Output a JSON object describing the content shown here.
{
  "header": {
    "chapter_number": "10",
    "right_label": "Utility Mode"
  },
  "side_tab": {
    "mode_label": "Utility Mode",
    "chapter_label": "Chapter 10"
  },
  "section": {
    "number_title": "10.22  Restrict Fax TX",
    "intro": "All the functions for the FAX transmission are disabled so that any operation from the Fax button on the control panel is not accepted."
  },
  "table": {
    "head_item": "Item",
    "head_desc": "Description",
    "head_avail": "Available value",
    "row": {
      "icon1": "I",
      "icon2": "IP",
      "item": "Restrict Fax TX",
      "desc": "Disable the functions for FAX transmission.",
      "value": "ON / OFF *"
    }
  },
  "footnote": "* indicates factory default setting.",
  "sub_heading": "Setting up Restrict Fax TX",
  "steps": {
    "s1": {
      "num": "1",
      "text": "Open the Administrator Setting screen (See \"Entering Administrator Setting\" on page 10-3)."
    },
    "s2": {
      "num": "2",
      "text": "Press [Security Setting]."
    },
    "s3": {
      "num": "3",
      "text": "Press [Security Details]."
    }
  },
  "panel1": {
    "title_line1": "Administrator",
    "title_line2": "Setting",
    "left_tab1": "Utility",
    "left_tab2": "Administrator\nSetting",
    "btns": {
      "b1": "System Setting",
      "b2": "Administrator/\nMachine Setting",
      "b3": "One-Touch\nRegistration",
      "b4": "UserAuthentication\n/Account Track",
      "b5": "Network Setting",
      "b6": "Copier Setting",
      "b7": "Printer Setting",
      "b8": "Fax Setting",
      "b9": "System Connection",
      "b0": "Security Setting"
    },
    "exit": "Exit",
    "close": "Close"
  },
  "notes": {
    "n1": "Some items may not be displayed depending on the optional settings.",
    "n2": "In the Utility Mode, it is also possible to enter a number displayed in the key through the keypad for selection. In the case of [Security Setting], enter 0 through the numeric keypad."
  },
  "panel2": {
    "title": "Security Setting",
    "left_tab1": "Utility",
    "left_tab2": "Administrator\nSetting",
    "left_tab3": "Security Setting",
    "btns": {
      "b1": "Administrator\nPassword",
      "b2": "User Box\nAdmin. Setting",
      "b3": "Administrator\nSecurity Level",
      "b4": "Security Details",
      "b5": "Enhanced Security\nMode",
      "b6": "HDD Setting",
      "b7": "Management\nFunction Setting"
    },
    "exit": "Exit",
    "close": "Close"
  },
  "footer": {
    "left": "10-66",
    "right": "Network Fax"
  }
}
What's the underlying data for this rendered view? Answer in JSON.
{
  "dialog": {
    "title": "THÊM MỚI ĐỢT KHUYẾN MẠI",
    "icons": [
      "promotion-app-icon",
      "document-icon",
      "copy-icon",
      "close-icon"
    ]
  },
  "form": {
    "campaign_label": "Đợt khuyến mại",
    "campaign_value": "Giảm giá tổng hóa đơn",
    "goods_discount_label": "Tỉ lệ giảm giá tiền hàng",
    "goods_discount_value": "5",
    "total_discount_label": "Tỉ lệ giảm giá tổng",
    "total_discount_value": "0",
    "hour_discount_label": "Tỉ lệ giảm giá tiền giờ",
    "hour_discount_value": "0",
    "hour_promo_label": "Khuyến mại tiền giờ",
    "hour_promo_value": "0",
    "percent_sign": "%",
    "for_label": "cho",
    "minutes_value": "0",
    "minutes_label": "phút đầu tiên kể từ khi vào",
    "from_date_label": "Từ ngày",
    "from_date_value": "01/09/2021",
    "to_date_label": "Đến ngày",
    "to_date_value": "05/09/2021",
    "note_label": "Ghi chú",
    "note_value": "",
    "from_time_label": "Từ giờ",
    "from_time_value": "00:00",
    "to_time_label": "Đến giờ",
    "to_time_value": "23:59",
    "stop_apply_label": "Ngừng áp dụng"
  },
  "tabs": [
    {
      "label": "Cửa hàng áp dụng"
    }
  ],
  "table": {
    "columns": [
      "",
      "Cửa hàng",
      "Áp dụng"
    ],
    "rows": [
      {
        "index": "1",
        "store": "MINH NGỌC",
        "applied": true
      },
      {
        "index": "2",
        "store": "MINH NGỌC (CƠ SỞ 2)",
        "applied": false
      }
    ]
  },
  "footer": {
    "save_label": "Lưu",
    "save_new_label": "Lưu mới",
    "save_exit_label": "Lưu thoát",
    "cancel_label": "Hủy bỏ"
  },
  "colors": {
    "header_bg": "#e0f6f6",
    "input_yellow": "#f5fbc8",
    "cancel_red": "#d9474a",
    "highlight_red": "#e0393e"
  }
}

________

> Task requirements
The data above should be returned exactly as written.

> Answer area
Output a JSON object describing the content shown here.
{
  "header": {
    "chapter_number": "10",
    "right_label": "Utility Mode"
  },
  "side_tab": {
    "mode_label": "Utility Mode",
    "chapter_label": "Chapter 10"
  },
  "section": {
    "number_title": "10.22  Restrict Fax TX",
    "intro": "All the functions for the FAX transmission are disabled so that any operation from the Fax button on the control panel is not accepted."
  },
  "table": {
    "head_item": "Item",
    "head_desc": "Description",
    "head_avail": "Available value",
    "row": {
      "icon1": "I",
      "icon2": "IP",
      "item": "Restrict Fax TX",
      "desc": "Disable the functions for FAX transmission.",
      "value": "ON / OFF *"
    }
  },
  "footnote": "* indicates factory default setting.",
  "sub_heading": "Setting up Restrict Fax TX",
  "steps": {
    "s1": {
      "num": "1",
      "text": "Open the Administrator Setting screen (See \"Entering Administrator Setting\" on page 10-3)."
    },
    "s2": {
      "num": "2",
      "text": "Press [Security Setting]."
    },
    "s3": {
      "num": "3",
      "text": "Press [Security Details]."
    }
  },
  "panel1": {
    "title_line1": "Administrator",
    "title_line2": "Setting",
    "left_tab1": "Utility",
    "left_tab2": "Administrator\nSetting",
    "btns": {
      "b1": "System Setting",
      "b2": "Administrator/\nMachine Setting",
      "b3": "One-Touch\nRegistration",
      "b4": "UserAuthentication\n/Account Track",
      "b5": "Network Setting",
      "b6": "Copier Setting",
      "b7": "Printer Setting",
      "b8": "Fax Setting",
      "b9": "System Connection",
      "b0": "Security Setting"
    },
    "exit": "Exit",
    "close": "Close"
  },
  "notes": {
    "n1": "Some items may not be displayed depending on the optional settings.",
    "n2": "In the Utility Mode, it is also possible to enter a number displayed in the key through the keypad for selection. In the case of [Security Setting], enter 0 through the numeric keypad."
  },
  "panel2": {
    "title": "Security Setting",
    "left_tab1": "Utility",
    "left_tab2": "Administrator\nSetting",
    "left_tab3": "Security Setting",
    "btns": {
      "b1": "Administrator\nPassword",
      "b2": "User Box\nAdmin. Setting",
      "b3": "Administrator\nSecurity Level",
      "b4": "Security Details",
      "b5": "Enhanced Security\nMode",
      "b6": "HDD Setting",
      "b7": "Management\nFunction Setting"
    },
    "exit": "Exit",
    "close": "Close"
  },
  "footer": {
    "left": "10-66",
    "right": "Network Fax"
  }
}
What's the underlying data for this rendered view? Answer in JSON.
{
  "dialog": {
    "title": "THÊM MỚI ĐỢT KHUYẾN MẠI",
    "icons": [
      "promotion-app-icon",
      "document-icon",
      "copy-icon",
      "close-icon"
    ]
  },
  "form": {
    "campaign_label": "Đợt khuyến mại",
    "campaign_value": "Giảm giá tổng hóa đơn",
    "goods_discount_label": "Tỉ lệ giảm giá tiền hàng",
    "goods_discount_value": "5",
    "total_discount_label": "Tỉ lệ giảm giá tổng",
    "total_discount_value": "0",
    "hour_discount_label": "Tỉ lệ giảm giá tiền giờ",
    "hour_discount_value": "0",
    "hour_promo_label": "Khuyến mại tiền giờ",
    "hour_promo_value": "0",
    "percent_sign": "%",
    "for_label": "cho",
    "minutes_value": "0",
    "minutes_label": "phút đầu tiên kể từ khi vào",
    "from_date_label": "Từ ngày",
    "from_date_value": "01/09/2021",
    "to_date_label": "Đến ngày",
    "to_date_value": "05/09/2021",
    "note_label": "Ghi chú",
    "note_value": "",
    "from_time_label": "Từ giờ",
    "from_time_value": "00:00",
    "to_time_label": "Đến giờ",
    "to_time_value": "23:59",
    "stop_apply_label": "Ngừng áp dụng"
  },
  "tabs": [
    {
      "label": "Cửa hàng áp dụng"
    }
  ],
  "table": {
    "columns": [
      "",
      "Cửa hàng",
      "Áp dụng"
    ],
    "rows": [
      {
        "index": "1",
        "store": "MINH NGỌC",
        "applied": true
      },
      {
        "index": "2",
        "store": "MINH NGỌC (CƠ SỞ 2)",
        "applied": false
      }
    ]
  },
  "footer": {
    "save_label": "Lưu",
    "save_new_label": "Lưu mới",
    "save_exit_label": "Lưu thoát",
    "cancel_label": "Hủy bỏ"
  },
  "colors": {
    "header_bg": "#e0f6f6",
    "input_yellow": "#f5fbc8",
    "cancel_red": "#d9474a",
    "highlight_red": "#e0393e"
  }
}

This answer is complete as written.